Wildlife experts are on the hunt for the elusive Northern African python in Florida, concerned that the snake will wreak havoc on the fragile Everglades ecosystem as an invasive species.
Officials are trying to track down Northern African pythons that are reportedly on the loose in West Miami-Dade, likely pets that either escaped or was released, Florida Fish and Wildlife Commission Biologist Jenny Ketterlin Eckles said, according to CBS Miami.
Eckles said Northern African pythons are similar to Burmese pythons, which is also not native to Florida, and they can feast upon native wildlife species and upset the balance of the ecosystems in the Everglades should they establish themselves. On average, they are four feet longer than the Burmese python, reaching an average of 16 feet in length.
The Northern African python is likely eating ducks and rats in west Miami-Dade County, wildlife officials believe. The snakes may start preying on pets.
Officials have found a “good number” in nearby neighborhoods in canals and natural water sources near houses, according to Eckles.
However, the snake is extremely elusive, making it difficult to estimate exactly how many are out there, and only one was found last year. A total of 29 have been discovered since 2001.
The problem has even caused the Fish and Wildlife Commission to create a new position: python hunter. The concern is that if officials can’t reign them in, they would grow to such a large population that they would expand to the Everglades.

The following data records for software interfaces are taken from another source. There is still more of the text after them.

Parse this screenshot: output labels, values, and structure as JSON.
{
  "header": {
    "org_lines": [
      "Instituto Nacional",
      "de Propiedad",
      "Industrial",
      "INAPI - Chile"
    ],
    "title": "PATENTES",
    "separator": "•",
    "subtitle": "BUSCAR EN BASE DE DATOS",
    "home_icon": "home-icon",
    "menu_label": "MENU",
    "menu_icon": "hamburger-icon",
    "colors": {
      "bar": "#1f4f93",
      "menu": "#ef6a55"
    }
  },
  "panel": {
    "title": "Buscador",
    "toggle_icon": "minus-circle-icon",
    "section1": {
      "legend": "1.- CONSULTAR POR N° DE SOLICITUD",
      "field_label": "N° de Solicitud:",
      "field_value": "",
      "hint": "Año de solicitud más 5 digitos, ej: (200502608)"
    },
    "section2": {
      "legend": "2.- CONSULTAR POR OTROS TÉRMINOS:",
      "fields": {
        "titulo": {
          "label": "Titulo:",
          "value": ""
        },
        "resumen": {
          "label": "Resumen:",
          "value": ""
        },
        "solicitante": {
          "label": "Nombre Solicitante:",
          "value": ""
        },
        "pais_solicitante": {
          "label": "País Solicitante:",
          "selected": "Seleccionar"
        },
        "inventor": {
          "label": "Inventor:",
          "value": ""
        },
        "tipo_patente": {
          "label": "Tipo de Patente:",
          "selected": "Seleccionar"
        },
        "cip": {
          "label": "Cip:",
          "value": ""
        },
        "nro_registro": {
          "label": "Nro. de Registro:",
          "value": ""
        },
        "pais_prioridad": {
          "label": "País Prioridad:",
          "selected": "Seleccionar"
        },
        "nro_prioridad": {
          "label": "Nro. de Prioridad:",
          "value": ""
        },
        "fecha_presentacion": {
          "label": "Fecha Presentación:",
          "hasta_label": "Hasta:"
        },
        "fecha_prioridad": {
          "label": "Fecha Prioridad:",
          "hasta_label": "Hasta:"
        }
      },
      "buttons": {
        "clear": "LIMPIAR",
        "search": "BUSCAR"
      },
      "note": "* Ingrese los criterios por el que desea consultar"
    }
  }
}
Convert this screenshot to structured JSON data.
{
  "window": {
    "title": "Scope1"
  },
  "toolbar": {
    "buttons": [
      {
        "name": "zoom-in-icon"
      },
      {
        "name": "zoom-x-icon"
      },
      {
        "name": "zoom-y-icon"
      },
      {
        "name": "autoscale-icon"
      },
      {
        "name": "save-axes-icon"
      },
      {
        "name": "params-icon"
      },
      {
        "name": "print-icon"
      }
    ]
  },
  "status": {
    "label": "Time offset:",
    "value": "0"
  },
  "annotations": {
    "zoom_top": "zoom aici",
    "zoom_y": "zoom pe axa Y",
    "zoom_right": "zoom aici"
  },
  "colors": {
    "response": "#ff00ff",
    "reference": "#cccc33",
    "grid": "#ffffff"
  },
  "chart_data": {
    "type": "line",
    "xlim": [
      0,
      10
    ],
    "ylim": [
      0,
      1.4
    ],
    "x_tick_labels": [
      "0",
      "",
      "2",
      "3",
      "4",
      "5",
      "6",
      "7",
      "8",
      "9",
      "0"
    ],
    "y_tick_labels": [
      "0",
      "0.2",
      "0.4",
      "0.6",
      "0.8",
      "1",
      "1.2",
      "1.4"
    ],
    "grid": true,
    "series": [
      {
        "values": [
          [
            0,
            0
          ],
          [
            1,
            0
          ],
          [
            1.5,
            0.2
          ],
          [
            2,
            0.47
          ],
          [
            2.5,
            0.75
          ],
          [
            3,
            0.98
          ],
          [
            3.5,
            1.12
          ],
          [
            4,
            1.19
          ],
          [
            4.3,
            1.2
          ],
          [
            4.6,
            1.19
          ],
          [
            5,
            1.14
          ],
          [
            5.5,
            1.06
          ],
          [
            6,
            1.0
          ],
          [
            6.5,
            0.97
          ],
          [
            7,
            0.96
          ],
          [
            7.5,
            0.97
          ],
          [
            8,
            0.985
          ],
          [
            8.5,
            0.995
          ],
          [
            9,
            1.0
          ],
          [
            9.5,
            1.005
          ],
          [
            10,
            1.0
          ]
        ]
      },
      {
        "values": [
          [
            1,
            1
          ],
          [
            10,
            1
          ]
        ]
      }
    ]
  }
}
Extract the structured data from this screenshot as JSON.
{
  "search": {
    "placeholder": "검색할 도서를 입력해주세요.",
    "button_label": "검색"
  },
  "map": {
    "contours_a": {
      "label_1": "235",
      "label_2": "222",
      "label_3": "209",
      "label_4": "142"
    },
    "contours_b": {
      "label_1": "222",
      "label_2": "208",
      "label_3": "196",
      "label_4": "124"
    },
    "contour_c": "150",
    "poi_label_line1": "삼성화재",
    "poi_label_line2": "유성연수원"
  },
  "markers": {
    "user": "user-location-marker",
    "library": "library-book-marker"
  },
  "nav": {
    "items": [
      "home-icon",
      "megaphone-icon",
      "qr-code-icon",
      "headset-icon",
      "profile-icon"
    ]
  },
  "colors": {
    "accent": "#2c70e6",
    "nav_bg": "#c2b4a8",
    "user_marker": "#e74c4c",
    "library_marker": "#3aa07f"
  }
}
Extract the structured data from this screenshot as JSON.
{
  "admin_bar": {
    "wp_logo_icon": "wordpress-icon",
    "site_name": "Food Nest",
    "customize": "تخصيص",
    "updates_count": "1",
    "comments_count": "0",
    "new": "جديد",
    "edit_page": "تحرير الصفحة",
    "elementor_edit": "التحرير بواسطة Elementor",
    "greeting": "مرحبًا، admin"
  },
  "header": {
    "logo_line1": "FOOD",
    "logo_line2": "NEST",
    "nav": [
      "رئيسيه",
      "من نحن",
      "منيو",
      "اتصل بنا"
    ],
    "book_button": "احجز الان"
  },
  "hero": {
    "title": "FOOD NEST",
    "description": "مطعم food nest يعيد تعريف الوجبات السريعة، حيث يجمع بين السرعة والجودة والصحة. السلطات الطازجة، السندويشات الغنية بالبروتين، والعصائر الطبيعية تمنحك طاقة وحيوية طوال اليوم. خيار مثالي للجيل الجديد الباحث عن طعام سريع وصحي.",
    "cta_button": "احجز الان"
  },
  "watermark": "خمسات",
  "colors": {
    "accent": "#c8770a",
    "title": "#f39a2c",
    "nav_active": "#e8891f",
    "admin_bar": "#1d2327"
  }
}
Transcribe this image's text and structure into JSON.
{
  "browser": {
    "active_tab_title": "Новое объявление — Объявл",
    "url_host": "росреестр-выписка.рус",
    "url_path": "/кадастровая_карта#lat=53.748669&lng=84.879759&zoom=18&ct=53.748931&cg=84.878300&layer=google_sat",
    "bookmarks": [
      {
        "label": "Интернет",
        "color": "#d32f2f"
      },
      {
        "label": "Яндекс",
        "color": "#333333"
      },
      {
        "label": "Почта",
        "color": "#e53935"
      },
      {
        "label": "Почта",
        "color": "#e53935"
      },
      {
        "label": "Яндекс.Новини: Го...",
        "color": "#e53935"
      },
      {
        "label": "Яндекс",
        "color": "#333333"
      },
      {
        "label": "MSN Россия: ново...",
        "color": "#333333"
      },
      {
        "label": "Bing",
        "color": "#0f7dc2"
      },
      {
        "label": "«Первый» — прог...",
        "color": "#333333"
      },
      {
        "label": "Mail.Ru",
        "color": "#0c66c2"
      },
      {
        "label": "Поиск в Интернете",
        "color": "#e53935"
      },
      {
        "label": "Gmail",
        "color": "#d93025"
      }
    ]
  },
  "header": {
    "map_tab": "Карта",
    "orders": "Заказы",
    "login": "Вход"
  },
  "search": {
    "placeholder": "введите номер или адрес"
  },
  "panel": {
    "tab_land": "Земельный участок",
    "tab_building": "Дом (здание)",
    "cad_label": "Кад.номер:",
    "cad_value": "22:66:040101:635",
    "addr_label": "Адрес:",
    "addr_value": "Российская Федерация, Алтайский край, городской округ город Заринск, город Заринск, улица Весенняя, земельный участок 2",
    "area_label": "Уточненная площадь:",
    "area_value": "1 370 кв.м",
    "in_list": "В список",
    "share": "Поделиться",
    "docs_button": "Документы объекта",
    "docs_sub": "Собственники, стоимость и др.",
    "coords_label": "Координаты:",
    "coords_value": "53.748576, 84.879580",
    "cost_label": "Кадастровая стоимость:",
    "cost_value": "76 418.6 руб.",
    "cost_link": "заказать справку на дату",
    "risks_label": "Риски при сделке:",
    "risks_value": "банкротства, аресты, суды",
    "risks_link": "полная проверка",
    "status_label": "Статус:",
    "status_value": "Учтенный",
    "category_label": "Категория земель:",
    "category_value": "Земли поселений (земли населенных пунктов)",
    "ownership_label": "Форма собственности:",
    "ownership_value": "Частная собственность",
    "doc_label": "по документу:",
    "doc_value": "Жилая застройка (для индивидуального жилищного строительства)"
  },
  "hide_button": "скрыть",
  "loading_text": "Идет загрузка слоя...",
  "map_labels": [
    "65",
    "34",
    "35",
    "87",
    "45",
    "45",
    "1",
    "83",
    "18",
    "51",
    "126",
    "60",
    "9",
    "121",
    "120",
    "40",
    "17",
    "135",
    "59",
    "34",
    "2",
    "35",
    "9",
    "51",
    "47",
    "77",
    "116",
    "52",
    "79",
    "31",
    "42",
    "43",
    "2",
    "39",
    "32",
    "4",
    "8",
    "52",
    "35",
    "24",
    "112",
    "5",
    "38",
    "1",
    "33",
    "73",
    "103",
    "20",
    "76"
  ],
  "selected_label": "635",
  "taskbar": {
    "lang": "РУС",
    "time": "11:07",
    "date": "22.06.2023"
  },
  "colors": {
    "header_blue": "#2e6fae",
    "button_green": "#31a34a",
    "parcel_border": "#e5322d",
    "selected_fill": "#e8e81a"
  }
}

The python is a nonvenemous snake that originated in Sub-Saharan Africa, and is one of seven python species, all of which are native to Africa. The Northern African python is one of the largest snakes in the world, along with the anaconda and several other python species. Some specimens have measured 20 feet long.